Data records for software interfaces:
=-=-=

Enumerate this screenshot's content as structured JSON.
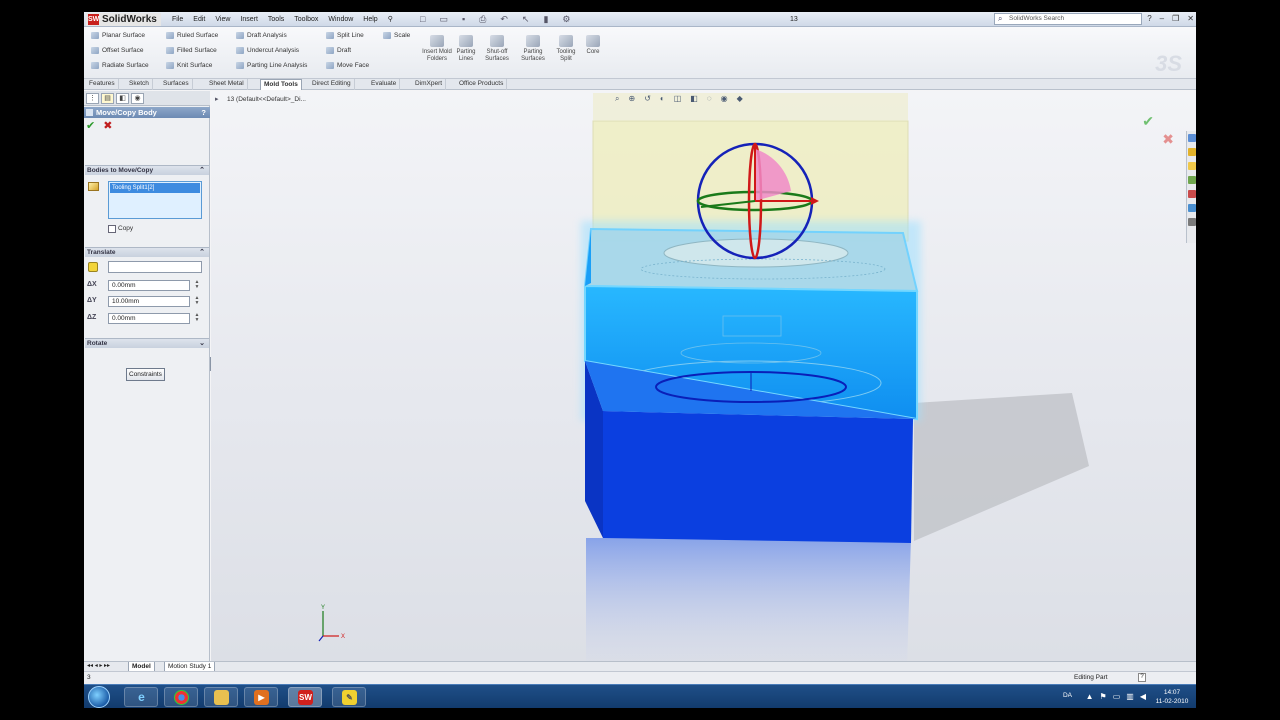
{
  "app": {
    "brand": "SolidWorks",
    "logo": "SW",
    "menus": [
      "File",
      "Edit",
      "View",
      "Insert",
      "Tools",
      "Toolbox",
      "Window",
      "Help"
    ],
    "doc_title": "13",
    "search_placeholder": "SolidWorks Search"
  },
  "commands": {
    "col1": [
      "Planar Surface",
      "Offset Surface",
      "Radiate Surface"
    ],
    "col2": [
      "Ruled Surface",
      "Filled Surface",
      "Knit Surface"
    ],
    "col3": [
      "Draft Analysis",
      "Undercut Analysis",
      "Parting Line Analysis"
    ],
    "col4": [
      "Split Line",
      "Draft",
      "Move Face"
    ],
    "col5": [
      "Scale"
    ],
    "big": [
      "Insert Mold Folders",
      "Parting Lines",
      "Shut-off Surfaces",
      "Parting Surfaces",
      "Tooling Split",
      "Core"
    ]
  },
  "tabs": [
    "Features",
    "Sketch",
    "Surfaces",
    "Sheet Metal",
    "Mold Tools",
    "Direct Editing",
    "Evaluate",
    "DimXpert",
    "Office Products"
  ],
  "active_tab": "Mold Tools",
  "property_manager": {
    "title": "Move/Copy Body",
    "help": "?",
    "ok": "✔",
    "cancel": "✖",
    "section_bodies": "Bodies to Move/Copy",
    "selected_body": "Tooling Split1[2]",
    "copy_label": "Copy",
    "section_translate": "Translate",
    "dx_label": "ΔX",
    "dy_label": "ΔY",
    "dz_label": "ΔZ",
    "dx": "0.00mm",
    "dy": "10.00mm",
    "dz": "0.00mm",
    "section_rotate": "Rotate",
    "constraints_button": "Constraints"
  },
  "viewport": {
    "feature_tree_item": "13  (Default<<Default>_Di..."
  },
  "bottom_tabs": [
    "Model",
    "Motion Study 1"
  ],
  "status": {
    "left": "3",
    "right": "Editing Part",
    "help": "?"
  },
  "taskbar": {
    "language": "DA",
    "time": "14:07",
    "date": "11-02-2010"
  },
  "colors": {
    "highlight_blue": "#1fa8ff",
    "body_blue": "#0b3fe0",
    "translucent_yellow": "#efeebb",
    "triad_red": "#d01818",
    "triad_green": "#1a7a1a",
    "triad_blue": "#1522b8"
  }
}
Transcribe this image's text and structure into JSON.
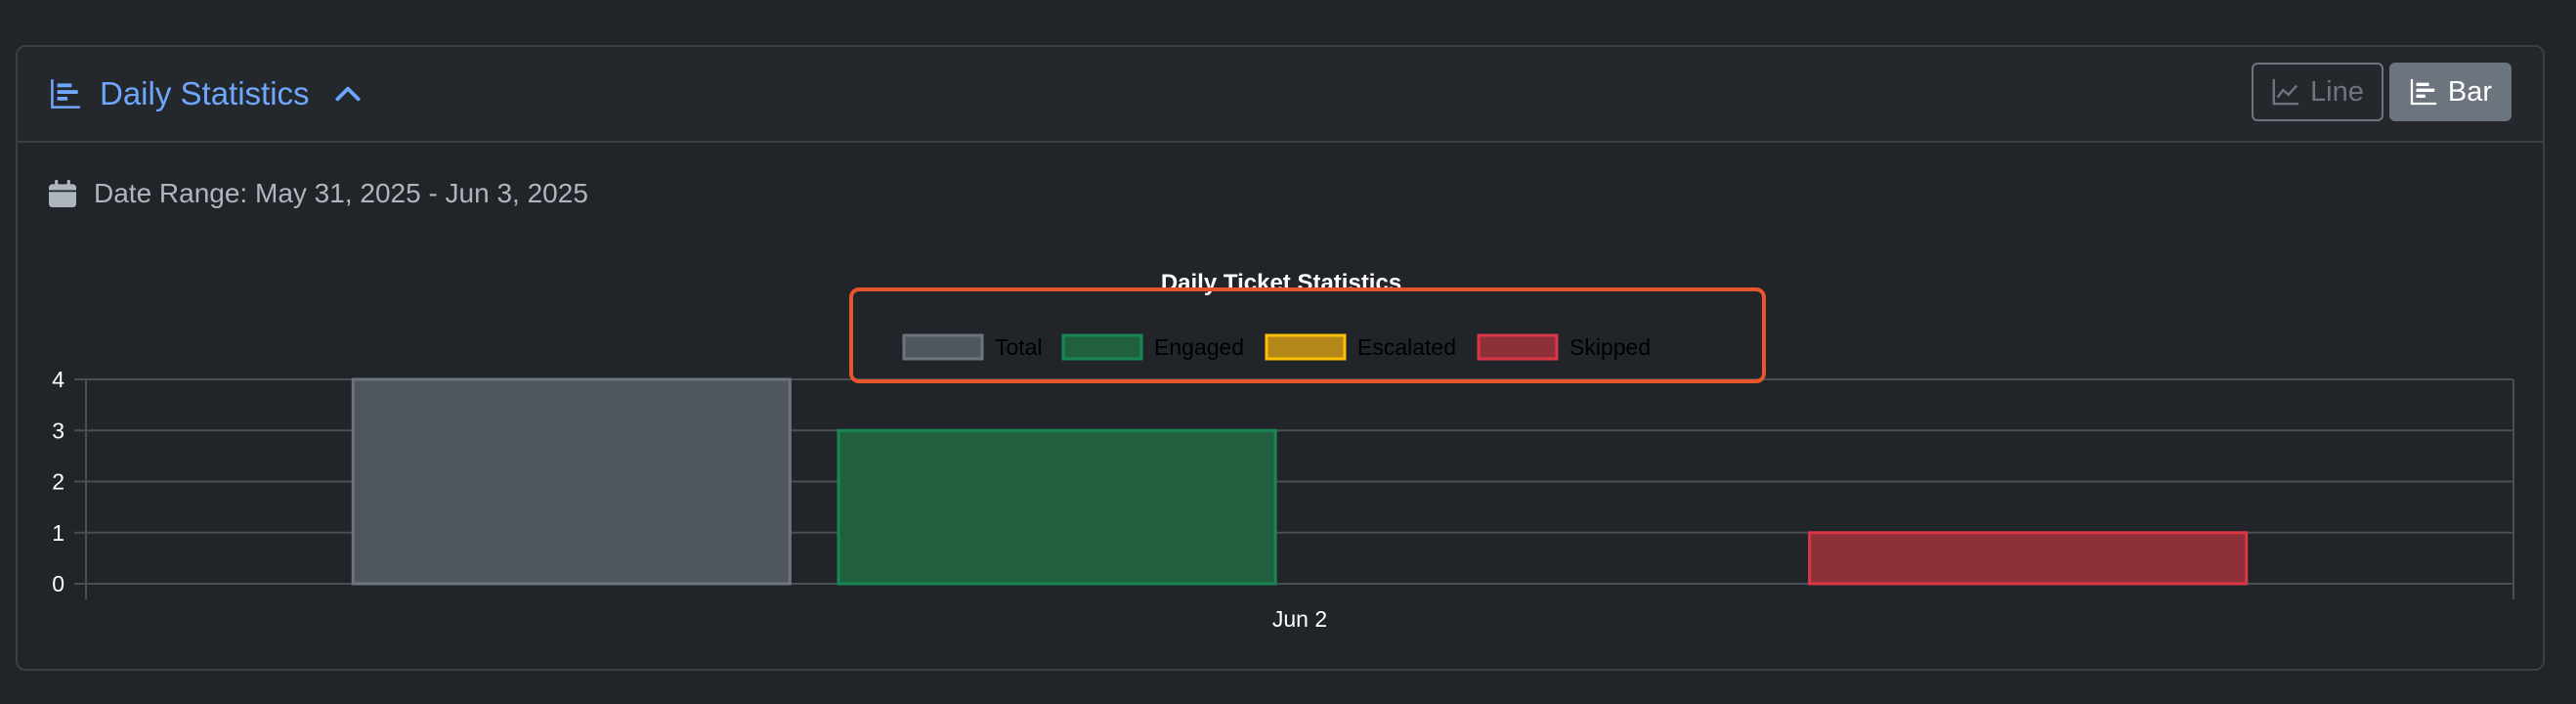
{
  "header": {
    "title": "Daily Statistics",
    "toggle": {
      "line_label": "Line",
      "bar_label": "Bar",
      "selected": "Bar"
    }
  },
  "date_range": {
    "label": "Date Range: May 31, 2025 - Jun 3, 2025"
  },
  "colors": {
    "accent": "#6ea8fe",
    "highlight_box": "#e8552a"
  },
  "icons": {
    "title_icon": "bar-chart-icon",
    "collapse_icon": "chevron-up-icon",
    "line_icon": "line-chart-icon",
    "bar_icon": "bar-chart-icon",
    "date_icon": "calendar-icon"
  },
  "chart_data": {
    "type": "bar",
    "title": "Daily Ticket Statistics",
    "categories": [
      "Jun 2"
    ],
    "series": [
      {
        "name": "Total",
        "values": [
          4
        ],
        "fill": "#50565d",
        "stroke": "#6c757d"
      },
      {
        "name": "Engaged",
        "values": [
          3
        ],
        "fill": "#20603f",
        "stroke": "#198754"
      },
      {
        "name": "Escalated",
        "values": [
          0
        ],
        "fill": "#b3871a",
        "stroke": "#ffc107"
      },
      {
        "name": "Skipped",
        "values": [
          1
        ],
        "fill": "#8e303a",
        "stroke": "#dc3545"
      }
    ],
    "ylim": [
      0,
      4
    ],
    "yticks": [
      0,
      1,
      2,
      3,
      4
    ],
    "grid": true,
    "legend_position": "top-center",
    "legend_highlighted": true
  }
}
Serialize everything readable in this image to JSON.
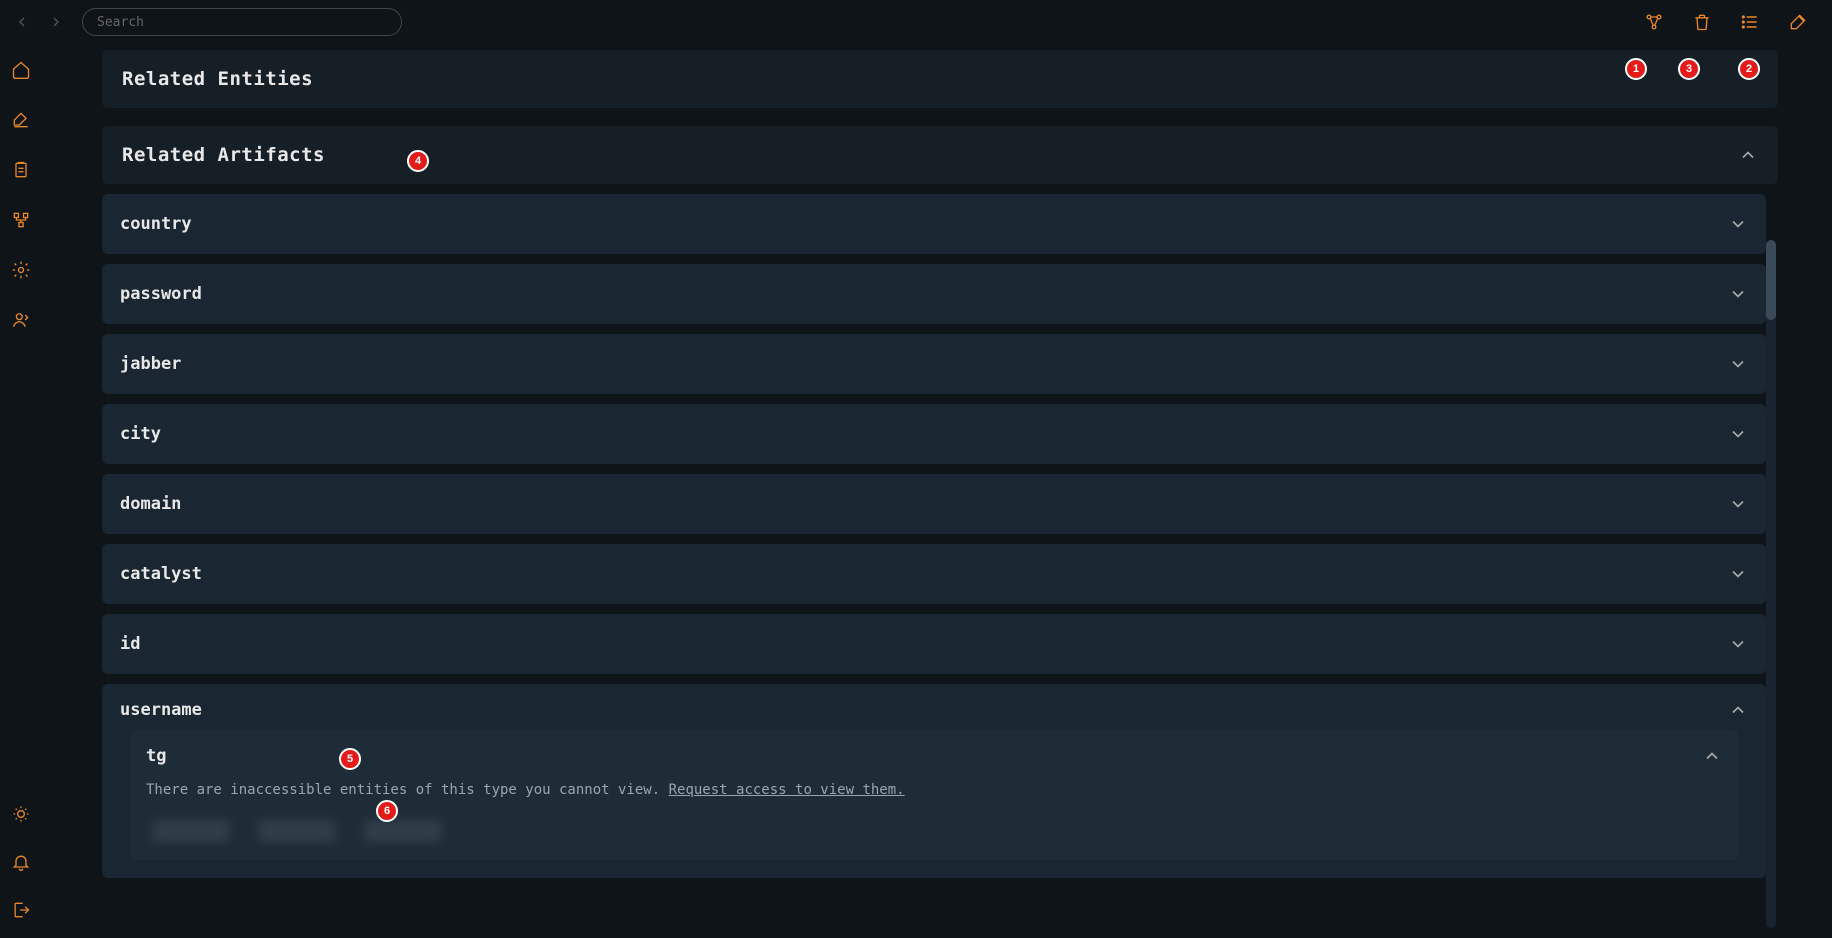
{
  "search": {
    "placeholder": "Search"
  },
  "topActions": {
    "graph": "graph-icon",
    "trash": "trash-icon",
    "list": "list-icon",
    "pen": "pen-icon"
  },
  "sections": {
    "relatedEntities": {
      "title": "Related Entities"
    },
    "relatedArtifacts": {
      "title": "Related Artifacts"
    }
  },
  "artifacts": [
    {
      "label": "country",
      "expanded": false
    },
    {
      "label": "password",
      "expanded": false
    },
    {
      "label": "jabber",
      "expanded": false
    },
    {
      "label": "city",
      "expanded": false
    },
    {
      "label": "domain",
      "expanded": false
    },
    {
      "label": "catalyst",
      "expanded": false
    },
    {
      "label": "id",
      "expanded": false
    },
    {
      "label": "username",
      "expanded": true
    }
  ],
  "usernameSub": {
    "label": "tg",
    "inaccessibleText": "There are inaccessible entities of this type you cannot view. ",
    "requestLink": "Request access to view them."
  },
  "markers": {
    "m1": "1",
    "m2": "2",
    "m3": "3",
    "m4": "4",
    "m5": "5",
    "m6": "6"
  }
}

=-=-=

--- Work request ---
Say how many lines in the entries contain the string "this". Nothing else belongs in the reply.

--- Finished task ---
4